§ **Work required**: Would you please output the data exactly, omitting no line?
[Opening Provided records section]
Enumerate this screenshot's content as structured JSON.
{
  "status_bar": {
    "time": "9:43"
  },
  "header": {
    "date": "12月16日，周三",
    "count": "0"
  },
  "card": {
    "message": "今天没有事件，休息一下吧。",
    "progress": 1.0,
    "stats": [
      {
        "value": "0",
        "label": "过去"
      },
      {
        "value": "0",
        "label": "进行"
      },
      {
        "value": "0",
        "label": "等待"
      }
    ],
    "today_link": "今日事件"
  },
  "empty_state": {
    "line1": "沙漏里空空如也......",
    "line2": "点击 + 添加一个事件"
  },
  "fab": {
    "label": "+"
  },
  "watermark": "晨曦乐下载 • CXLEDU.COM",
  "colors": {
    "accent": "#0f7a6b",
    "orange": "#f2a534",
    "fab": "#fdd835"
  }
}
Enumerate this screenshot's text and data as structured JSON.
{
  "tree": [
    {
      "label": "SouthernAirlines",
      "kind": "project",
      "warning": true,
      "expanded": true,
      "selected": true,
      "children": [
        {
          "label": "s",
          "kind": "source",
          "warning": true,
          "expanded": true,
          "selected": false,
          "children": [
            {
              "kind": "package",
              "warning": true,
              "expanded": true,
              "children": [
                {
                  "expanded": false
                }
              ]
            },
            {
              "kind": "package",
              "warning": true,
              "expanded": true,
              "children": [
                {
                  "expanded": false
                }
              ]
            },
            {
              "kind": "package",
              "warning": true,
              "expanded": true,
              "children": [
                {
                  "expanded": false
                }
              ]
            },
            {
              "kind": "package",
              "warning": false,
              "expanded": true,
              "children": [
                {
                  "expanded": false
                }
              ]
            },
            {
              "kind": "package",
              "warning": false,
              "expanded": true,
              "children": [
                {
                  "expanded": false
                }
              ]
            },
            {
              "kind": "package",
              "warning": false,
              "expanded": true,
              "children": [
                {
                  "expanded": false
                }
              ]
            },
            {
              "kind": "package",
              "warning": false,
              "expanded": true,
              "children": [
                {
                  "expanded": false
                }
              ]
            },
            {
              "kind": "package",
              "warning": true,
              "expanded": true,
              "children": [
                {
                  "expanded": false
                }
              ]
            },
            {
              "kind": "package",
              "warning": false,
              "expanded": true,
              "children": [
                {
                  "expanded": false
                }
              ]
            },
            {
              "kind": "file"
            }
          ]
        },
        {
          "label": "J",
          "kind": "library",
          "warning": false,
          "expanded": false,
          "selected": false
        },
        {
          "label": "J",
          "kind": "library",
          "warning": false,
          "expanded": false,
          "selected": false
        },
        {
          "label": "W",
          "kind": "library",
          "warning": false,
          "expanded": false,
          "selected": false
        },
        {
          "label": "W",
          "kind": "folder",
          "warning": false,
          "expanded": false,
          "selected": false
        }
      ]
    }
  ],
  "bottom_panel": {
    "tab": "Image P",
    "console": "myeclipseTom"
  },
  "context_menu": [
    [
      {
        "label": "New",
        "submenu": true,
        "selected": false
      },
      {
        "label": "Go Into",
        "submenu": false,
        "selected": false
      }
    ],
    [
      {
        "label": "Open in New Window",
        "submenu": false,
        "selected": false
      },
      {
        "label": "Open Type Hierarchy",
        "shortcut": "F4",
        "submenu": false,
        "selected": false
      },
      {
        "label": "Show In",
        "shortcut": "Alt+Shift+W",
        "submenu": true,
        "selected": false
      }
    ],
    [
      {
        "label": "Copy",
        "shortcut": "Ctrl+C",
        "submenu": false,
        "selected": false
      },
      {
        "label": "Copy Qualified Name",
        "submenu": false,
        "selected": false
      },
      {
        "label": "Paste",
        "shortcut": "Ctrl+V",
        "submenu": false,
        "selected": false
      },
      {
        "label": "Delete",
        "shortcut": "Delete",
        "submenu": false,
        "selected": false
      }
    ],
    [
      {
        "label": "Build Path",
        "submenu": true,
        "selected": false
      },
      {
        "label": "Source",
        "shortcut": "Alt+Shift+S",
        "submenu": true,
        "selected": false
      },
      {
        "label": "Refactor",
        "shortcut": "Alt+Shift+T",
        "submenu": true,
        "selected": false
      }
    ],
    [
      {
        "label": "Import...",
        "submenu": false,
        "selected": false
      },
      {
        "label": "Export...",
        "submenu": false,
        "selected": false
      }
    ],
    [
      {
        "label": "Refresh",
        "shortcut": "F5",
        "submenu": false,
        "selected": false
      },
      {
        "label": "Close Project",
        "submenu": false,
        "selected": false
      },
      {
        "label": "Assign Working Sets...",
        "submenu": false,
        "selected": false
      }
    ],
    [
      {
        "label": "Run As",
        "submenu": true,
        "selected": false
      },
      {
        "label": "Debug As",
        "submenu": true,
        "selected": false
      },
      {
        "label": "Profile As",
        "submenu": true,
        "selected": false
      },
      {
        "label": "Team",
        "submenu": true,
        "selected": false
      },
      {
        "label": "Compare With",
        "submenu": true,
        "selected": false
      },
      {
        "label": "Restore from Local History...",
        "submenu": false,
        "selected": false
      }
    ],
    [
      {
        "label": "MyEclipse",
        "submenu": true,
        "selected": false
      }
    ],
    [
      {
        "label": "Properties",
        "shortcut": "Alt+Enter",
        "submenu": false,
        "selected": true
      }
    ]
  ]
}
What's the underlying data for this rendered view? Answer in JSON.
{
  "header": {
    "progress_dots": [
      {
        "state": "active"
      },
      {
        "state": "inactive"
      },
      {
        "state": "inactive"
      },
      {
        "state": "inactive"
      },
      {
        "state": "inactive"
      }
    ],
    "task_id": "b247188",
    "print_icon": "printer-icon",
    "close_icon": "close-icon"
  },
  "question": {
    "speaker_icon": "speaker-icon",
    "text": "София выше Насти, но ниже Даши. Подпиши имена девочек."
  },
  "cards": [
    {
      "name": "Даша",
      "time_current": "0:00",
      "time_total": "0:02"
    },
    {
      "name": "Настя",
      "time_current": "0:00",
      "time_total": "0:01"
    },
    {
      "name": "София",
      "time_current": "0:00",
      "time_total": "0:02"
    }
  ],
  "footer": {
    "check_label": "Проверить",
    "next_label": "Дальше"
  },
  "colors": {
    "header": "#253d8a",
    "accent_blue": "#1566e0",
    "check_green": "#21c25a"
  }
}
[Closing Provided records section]
§ **Response**:
Enumerate this screenshot's content as structured JSON.
{
  "status_bar": {
    "time": "9:43"
  },
  "header": {
    "date": "12月16日，周三",
    "count": "0"
  },
  "card": {
    "message": "今天没有事件，休息一下吧。",
    "progress": 1.0,
    "stats": [
      {
        "value": "0",
        "label": "过去"
      },
      {
        "value": "0",
        "label": "进行"
      },
      {
        "value": "0",
        "label": "等待"
      }
    ],
    "today_link": "今日事件"
  },
  "empty_state": {
    "line1": "沙漏里空空如也......",
    "line2": "点击 + 添加一个事件"
  },
  "fab": {
    "label": "+"
  },
  "watermark": "晨曦乐下载 • CXLEDU.COM",
  "colors": {
    "accent": "#0f7a6b",
    "orange": "#f2a534",
    "fab": "#fdd835"
  }
}
Enumerate this screenshot's text and data as structured JSON.
{
  "tree": [
    {
      "label": "SouthernAirlines",
      "kind": "project",
      "warning": true,
      "expanded": true,
      "selected": true,
      "children": [
        {
          "label": "s",
          "kind": "source",
          "warning": true,
          "expanded": true,
          "selected": false,
          "children": [
            {
              "kind": "package",
              "warning": true,
              "expanded": true,
              "children": [
                {
                  "expanded": false
                }
              ]
            },
            {
              "kind": "package",
              "warning": true,
              "expanded": true,
              "children": [
                {
                  "expanded": false
                }
              ]
            },
            {
              "kind": "package",
              "warning": true,
              "expanded": true,
              "children": [
                {
                  "expanded": false
                }
              ]
            },
            {
              "kind": "package",
              "warning": false,
              "expanded": true,
              "children": [
                {
                  "expanded": false
                }
              ]
            },
            {
              "kind": "package",
              "warning": false,
              "expanded": true,
              "children": [
                {
                  "expanded": false
                }
              ]
            },
            {
              "kind": "package",
              "warning": false,
              "expanded": true,
              "children": [
                {
                  "expanded": false
                }
              ]
            },
            {
              "kind": "package",
              "warning": false,
              "expanded": true,
              "children": [
                {
                  "expanded": false
                }
              ]
            },
            {
              "kind": "package",
              "warning": true,
              "expanded": true,
              "children": [
                {
                  "expanded": false
                }
              ]
            },
            {
              "kind": "package",
              "warning": false,
              "expanded": true,
              "children": [
                {
                  "expanded": false
                }
              ]
            },
            {
              "kind": "file"
            }
          ]
        },
        {
          "label": "J",
          "kind": "library",
          "warning": false,
          "expanded": false,
          "selected": false
        },
        {
          "label": "J",
          "kind": "library",
          "warning": false,
          "expanded": false,
          "selected": false
        },
        {
          "label": "W",
          "kind": "library",
          "warning": false,
          "expanded": false,
          "selected": false
        },
        {
          "label": "W",
          "kind": "folder",
          "warning": false,
          "expanded": false,
          "selected": false
        }
      ]
    }
  ],
  "bottom_panel": {
    "tab": "Image P",
    "console": "myeclipseTom"
  },
  "context_menu": [
    [
      {
        "label": "New",
        "submenu": true,
        "selected": false
      },
      {
        "label": "Go Into",
        "submenu": false,
        "selected": false
      }
    ],
    [
      {
        "label": "Open in New Window",
        "submenu": false,
        "selected": false
      },
      {
        "label": "Open Type Hierarchy",
        "shortcut": "F4",
        "submenu": false,
        "selected": false
      },
      {
        "label": "Show In",
        "shortcut": "Alt+Shift+W",
        "submenu": true,
        "selected": false
      }
    ],
    [
      {
        "label": "Copy",
        "shortcut": "Ctrl+C",
        "submenu": false,
        "selected": false
      },
      {
        "label": "Copy Qualified Name",
        "submenu": false,
        "selected": false
      },
      {
        "label": "Paste",
        "shortcut": "Ctrl+V",
        "submenu": false,
        "selected": false
      },
      {
        "label": "Delete",
        "shortcut": "Delete",
        "submenu": false,
        "selected": false
      }
    ],
    [
      {
        "label": "Build Path",
        "submenu": true,
        "selected": false
      },
      {
        "label": "Source",
        "shortcut": "Alt+Shift+S",
        "submenu": true,
        "selected": false
      },
      {
        "label": "Refactor",
        "shortcut": "Alt+Shift+T",
        "submenu": true,
        "selected": false
      }
    ],
    [
      {
        "label": "Import...",
        "submenu": false,
        "selected": false
      },
      {
        "label": "Export...",
        "submenu": false,
        "selected": false
      }
    ],
    [
      {
        "label": "Refresh",
        "shortcut": "F5",
        "submenu": false,
        "selected": false
      },
      {
        "label": "Close Project",
        "submenu": false,
        "selected": false
      },
      {
        "label": "Assign Working Sets...",
        "submenu": false,
        "selected": false
      }
    ],
    [
      {
        "label": "Run As",
        "submenu": true,
        "selected": false
      },
      {
        "label": "Debug As",
        "submenu": true,
        "selected": false
      },
      {
        "label": "Profile As",
        "submenu": true,
        "selected": false
      },
      {
        "label": "Team",
        "submenu": true,
        "selected": false
      },
      {
        "label": "Compare With",
        "submenu": true,
        "selected": false
      },
      {
        "label": "Restore from Local History...",
        "submenu": false,
        "selected": false
      }
    ],
    [
      {
        "label": "MyEclipse",
        "submenu": true,
        "selected": false
      }
    ],
    [
      {
        "label": "Properties",
        "shortcut": "Alt+Enter",
        "submenu": false,
        "selected": true
      }
    ]
  ]
}
What's the underlying data for this rendered view? Answer in JSON.
{
  "header": {
    "progress_dots": [
      {
        "state": "active"
      },
      {
        "state": "inactive"
      },
      {
        "state": "inactive"
      },
      {
        "state": "inactive"
      },
      {
        "state": "inactive"
      }
    ],
    "task_id": "b247188",
    "print_icon": "printer-icon",
    "close_icon": "close-icon"
  },
  "question": {
    "speaker_icon": "speaker-icon",
    "text": "София выше Насти, но ниже Даши. Подпиши имена девочек."
  },
  "cards": [
    {
      "name": "Даша",
      "time_current": "0:00",
      "time_total": "0:02"
    },
    {
      "name": "Настя",
      "time_current": "0:00",
      "time_total": "0:01"
    },
    {
      "name": "София",
      "time_current": "0:00",
      "time_total": "0:02"
    }
  ],
  "footer": {
    "check_label": "Проверить",
    "next_label": "Дальше"
  },
  "colors": {
    "header": "#253d8a",
    "accent_blue": "#1566e0",
    "check_green": "#21c25a"
  }
}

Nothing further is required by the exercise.